Desert tortoise (Gopherus agassizii) survival at two eastern Mojave Desert sites: Death by short-term drought?
Survival of adult Desert Tortoises (Gopherus agassizii) appears related to site-specific variation in precipitation and productivity of annual plants. We studied adult tortoise survival rates at two closely situated, but physiographically different, sites in the eastern Mojave Desert over a nine-year period (spring 1992 to spring 2001). Survival rates were initially derived from population surveys conducted over a three-year period and by radio-telemetry monitoring over a seven-year period beginning in 1994. After a period of initial stability, survival rates on the two sites diverged over the study period, and seven-year survival rates estimated from radio-telemetry monitoring were 0.900 and 0.269, respectively. A die-off in 1996 on the latter site appears to have been triggered by a period of drought, which began in the summer of 1995, coupled with a failure of annual vegetation production in 1996. Depressed survival rates on this site were associated with drought conditions during three of four years. Although the decline had the appearance of an epizootic, there were no clinical signs of disease. Relatively short-term drought, combined with little or no annual biomass, appears to have caused severe reductions in tortoise survival. If periods of drought-induced low survival are common over relatively small areas, then source-sink population dynamics may be an important factor determining tortoise population densities.
|Publication Subtype||Journal Article|
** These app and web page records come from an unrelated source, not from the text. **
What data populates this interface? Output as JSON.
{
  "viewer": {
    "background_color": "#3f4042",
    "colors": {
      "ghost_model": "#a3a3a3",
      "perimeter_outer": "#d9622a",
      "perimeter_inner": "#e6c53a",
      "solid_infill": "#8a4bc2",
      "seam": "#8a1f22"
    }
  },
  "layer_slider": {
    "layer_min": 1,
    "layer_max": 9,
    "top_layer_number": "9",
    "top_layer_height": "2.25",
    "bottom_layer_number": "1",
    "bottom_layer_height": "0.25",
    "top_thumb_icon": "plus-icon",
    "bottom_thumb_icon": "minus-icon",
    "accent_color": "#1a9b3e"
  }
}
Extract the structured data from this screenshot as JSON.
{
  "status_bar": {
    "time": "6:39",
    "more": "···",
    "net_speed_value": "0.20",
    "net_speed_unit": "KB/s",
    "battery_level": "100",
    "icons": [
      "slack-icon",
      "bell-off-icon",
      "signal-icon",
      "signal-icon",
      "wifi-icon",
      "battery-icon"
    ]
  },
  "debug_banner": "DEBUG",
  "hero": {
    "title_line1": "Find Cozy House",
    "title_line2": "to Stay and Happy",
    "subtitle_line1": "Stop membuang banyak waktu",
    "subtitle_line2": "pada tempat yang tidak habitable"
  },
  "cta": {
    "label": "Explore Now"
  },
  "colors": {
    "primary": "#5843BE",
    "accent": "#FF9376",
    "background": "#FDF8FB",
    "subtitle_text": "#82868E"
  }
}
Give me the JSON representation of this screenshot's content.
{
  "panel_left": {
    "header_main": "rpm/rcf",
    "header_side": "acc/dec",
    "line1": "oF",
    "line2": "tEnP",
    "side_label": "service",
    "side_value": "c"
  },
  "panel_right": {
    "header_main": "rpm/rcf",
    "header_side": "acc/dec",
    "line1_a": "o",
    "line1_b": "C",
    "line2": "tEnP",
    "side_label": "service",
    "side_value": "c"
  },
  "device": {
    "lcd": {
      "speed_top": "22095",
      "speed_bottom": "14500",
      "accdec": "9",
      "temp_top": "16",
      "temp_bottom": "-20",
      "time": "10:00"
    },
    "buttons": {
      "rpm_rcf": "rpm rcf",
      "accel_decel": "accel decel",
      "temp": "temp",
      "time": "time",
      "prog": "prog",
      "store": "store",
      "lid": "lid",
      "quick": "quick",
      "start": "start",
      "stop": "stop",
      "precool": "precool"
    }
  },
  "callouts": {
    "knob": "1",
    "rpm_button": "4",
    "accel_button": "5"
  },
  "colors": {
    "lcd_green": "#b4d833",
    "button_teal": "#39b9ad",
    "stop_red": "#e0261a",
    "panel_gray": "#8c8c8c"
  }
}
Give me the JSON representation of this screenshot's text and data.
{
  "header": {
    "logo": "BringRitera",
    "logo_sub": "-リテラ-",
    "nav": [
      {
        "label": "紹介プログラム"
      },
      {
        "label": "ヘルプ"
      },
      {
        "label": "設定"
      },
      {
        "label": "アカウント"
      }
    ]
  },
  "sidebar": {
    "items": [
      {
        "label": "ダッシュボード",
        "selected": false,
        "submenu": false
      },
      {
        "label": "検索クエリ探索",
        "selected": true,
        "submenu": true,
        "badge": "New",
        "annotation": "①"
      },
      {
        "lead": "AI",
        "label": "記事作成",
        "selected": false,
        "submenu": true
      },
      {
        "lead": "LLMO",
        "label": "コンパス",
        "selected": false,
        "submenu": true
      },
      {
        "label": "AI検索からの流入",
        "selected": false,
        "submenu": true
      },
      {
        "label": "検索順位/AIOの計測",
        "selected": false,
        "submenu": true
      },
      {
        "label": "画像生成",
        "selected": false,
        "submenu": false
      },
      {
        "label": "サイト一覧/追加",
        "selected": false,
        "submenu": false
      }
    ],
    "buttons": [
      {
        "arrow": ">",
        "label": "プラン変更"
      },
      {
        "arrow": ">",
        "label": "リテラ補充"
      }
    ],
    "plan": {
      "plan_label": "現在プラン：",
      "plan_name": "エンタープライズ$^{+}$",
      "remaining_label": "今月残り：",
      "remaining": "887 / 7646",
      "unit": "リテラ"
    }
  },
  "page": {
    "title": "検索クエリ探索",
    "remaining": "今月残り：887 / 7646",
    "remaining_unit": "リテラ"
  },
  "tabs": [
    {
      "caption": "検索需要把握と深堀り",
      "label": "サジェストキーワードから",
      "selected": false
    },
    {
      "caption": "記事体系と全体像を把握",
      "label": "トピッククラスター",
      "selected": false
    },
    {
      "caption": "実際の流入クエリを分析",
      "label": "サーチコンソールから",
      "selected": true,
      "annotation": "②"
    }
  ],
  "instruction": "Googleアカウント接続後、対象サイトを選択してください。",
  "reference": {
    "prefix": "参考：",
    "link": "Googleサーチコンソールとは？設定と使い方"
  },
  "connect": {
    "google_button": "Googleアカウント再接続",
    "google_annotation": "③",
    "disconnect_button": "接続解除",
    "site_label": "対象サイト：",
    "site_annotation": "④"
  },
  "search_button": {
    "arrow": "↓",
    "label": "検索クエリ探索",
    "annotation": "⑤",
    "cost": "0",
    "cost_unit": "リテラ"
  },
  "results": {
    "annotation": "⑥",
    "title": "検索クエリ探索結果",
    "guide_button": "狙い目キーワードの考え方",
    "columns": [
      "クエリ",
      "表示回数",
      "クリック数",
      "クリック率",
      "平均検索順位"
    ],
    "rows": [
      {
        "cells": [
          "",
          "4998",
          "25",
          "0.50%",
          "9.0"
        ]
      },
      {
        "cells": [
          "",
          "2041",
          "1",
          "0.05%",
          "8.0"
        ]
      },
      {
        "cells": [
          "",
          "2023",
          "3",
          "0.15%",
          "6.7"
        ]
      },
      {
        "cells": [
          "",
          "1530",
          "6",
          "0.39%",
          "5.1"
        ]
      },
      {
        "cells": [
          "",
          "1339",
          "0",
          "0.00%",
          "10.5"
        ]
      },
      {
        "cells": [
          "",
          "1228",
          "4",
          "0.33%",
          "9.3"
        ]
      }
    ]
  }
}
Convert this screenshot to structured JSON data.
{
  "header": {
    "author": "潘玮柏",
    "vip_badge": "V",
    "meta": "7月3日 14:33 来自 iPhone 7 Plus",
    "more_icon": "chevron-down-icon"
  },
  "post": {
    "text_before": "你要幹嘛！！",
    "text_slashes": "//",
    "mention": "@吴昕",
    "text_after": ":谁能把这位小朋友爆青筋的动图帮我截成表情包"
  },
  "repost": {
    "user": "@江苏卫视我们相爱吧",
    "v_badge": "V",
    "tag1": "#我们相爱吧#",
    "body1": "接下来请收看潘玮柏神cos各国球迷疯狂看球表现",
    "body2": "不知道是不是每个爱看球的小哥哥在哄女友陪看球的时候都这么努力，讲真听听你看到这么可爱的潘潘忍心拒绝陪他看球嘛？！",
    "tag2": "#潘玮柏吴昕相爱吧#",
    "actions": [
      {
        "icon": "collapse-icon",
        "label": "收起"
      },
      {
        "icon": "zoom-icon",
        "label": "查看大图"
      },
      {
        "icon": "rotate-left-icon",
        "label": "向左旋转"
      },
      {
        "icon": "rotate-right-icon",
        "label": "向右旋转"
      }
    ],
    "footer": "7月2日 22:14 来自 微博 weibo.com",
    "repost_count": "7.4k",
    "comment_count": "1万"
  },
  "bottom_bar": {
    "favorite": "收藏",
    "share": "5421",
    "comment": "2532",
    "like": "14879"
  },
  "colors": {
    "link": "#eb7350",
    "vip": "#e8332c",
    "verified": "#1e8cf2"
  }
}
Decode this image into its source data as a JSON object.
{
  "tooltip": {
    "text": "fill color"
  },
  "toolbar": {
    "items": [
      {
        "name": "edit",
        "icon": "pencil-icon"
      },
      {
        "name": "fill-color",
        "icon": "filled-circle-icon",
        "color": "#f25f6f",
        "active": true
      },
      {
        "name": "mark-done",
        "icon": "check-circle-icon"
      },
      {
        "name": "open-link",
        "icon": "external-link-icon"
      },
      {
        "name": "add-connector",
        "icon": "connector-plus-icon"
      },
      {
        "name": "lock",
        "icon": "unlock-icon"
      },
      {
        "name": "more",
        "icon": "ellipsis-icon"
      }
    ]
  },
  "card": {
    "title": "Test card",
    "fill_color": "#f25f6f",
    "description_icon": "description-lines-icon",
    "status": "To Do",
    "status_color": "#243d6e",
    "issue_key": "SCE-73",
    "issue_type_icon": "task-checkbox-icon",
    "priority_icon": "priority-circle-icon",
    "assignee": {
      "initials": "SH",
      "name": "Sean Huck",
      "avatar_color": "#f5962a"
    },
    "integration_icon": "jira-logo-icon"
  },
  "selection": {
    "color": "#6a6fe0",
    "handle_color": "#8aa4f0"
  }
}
|Title||Desert tortoise (Gopherus agassizii) survival at two eastern Mojave Desert sites: Death by short-term drought?|
|Series title||Journal of Herpetology|
|Publisher||The Society for the Study of Amphibians and Reptiles|
|Contributing office(s)||Western Ecological Research Center|
|Google Analytic Metrics||Metrics page|